Could you work out how many lines of the material below hold "JSON"? Only the number is needed.

## Provided material
= = = = = = =

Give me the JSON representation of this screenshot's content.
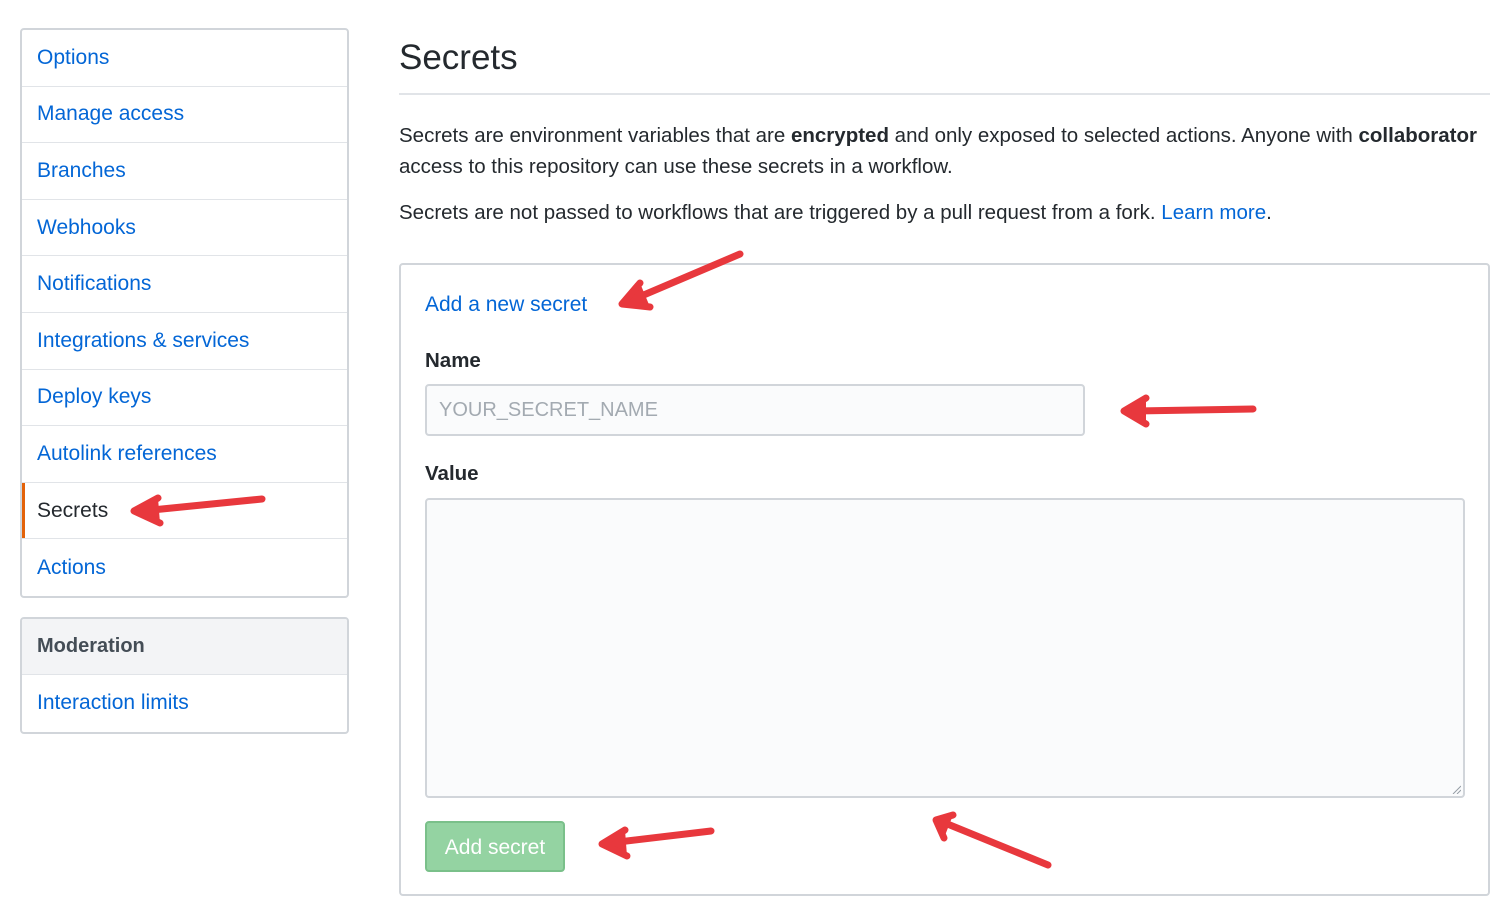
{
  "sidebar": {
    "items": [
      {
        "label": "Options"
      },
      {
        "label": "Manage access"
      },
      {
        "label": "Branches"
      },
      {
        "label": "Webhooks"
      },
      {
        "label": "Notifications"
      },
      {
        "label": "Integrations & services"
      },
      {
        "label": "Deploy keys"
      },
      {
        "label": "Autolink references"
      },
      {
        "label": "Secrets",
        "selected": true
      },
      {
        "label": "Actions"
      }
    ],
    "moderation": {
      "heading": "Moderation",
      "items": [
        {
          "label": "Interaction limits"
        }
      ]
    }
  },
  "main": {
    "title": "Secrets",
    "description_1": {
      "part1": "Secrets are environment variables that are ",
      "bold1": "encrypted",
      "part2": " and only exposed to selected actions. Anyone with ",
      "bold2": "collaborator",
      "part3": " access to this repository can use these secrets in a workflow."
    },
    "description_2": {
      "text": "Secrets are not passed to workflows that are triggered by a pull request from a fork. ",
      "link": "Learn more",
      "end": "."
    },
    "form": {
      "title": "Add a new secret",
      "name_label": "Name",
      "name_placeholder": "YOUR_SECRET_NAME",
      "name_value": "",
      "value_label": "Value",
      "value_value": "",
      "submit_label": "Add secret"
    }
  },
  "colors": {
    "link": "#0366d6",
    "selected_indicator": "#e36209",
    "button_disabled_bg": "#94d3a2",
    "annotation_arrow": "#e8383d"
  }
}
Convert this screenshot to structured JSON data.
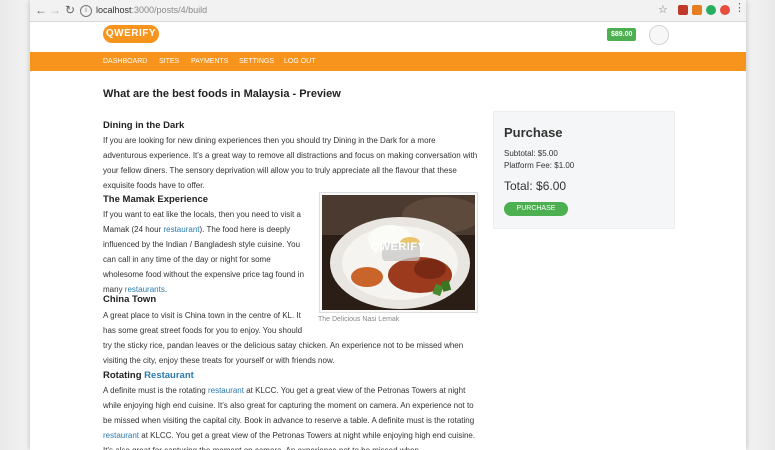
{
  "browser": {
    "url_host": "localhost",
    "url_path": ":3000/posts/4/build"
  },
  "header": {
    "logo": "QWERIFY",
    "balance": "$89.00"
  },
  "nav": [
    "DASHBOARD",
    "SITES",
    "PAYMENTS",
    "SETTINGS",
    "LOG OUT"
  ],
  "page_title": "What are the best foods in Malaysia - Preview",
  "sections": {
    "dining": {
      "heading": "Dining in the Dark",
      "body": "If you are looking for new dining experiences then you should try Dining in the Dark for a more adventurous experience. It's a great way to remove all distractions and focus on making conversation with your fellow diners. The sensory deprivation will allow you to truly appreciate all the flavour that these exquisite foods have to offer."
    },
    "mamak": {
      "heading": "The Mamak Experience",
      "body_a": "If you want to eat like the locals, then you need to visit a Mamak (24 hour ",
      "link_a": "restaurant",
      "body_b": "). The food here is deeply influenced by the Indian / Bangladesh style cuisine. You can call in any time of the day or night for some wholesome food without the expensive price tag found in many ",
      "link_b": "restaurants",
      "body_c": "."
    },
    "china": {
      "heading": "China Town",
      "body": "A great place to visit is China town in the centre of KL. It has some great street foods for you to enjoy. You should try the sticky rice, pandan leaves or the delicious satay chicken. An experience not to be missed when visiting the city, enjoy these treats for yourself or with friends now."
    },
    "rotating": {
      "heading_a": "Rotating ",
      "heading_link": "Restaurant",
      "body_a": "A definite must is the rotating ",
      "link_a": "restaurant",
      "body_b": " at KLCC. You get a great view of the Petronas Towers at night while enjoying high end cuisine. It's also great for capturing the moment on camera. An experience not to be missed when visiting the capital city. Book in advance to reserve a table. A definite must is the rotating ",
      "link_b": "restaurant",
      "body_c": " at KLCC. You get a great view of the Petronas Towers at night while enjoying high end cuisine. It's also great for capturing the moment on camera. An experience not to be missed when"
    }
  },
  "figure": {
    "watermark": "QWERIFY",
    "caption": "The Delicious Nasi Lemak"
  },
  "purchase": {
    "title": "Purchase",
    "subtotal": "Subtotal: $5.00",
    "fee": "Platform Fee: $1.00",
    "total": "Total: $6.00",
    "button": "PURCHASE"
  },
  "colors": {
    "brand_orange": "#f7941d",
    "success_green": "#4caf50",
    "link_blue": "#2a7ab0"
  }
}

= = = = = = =

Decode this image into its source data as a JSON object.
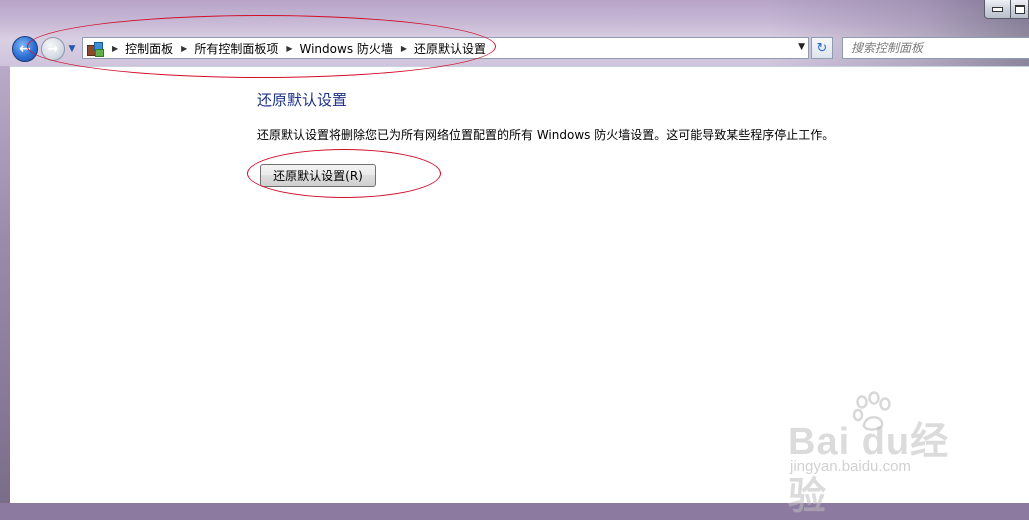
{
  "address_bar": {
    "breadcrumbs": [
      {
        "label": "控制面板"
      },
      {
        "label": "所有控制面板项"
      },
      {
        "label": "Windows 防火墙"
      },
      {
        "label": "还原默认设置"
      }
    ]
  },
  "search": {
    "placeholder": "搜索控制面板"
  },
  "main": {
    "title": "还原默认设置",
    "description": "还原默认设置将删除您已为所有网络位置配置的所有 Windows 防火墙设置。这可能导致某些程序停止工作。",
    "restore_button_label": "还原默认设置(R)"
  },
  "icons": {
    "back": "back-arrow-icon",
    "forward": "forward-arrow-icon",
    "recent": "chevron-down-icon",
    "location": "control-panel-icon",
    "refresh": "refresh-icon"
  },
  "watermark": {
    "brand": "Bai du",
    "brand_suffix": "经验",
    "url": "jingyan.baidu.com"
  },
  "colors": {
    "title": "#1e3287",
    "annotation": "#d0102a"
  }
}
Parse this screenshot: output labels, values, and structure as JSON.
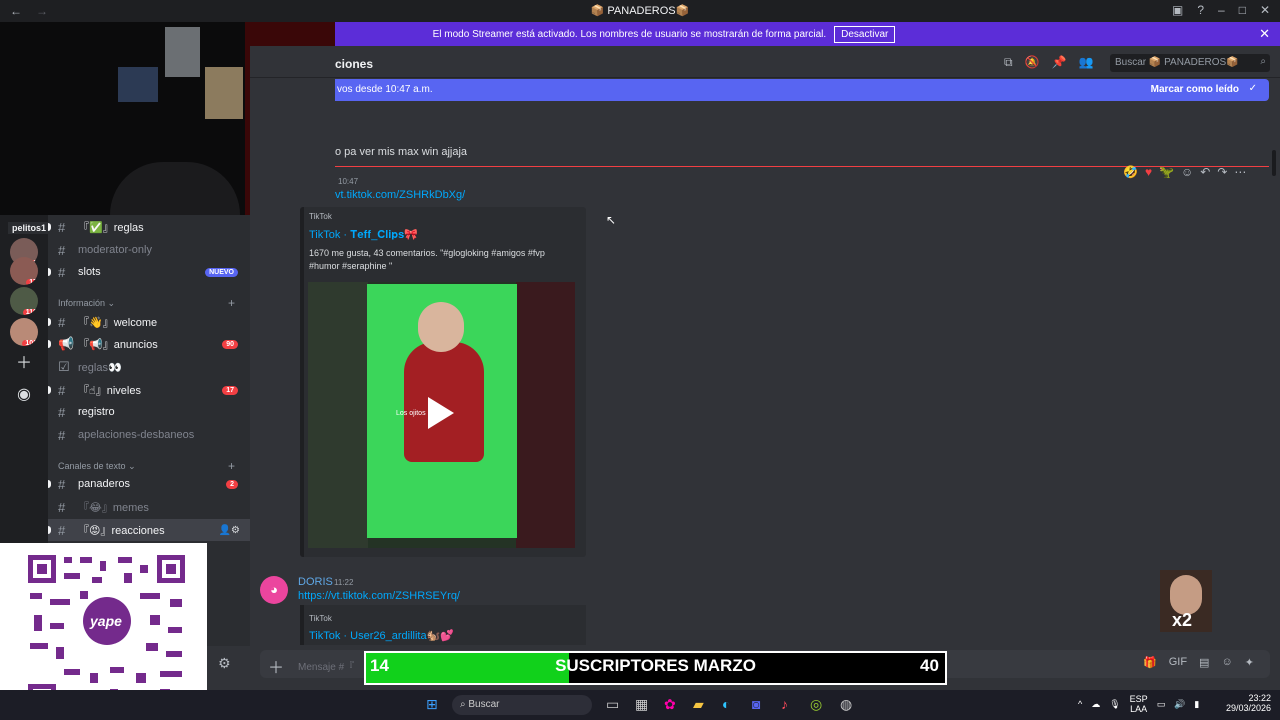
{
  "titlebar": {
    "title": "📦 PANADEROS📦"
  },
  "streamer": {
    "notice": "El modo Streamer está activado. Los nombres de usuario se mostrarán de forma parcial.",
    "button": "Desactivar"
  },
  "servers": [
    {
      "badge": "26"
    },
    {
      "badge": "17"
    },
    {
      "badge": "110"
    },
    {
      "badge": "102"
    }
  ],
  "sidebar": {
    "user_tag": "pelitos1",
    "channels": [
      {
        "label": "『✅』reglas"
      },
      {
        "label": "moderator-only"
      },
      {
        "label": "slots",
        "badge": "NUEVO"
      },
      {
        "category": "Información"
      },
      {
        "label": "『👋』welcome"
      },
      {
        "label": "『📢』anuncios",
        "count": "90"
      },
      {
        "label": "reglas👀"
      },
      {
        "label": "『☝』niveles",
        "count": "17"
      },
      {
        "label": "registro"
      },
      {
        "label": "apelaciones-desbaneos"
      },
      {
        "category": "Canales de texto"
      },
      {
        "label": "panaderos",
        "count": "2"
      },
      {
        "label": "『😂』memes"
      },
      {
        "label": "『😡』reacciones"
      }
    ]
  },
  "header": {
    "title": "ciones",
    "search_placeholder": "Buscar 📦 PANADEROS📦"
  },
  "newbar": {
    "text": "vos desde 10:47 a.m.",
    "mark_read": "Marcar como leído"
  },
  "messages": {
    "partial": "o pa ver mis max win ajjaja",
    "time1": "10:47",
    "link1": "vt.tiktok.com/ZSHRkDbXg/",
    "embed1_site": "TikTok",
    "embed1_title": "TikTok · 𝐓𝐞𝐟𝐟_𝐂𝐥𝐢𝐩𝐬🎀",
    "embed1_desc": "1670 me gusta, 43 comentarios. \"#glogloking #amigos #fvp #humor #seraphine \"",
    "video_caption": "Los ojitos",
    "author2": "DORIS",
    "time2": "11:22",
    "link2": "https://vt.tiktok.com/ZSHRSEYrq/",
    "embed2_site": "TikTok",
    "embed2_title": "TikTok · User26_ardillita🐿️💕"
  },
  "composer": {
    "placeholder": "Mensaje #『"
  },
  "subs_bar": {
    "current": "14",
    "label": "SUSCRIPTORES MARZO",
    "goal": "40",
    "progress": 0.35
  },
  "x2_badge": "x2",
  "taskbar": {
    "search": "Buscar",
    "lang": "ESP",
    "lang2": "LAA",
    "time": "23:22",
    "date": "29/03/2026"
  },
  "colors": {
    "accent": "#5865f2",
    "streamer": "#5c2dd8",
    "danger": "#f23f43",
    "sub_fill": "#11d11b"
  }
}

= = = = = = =

## Solution to the problem
4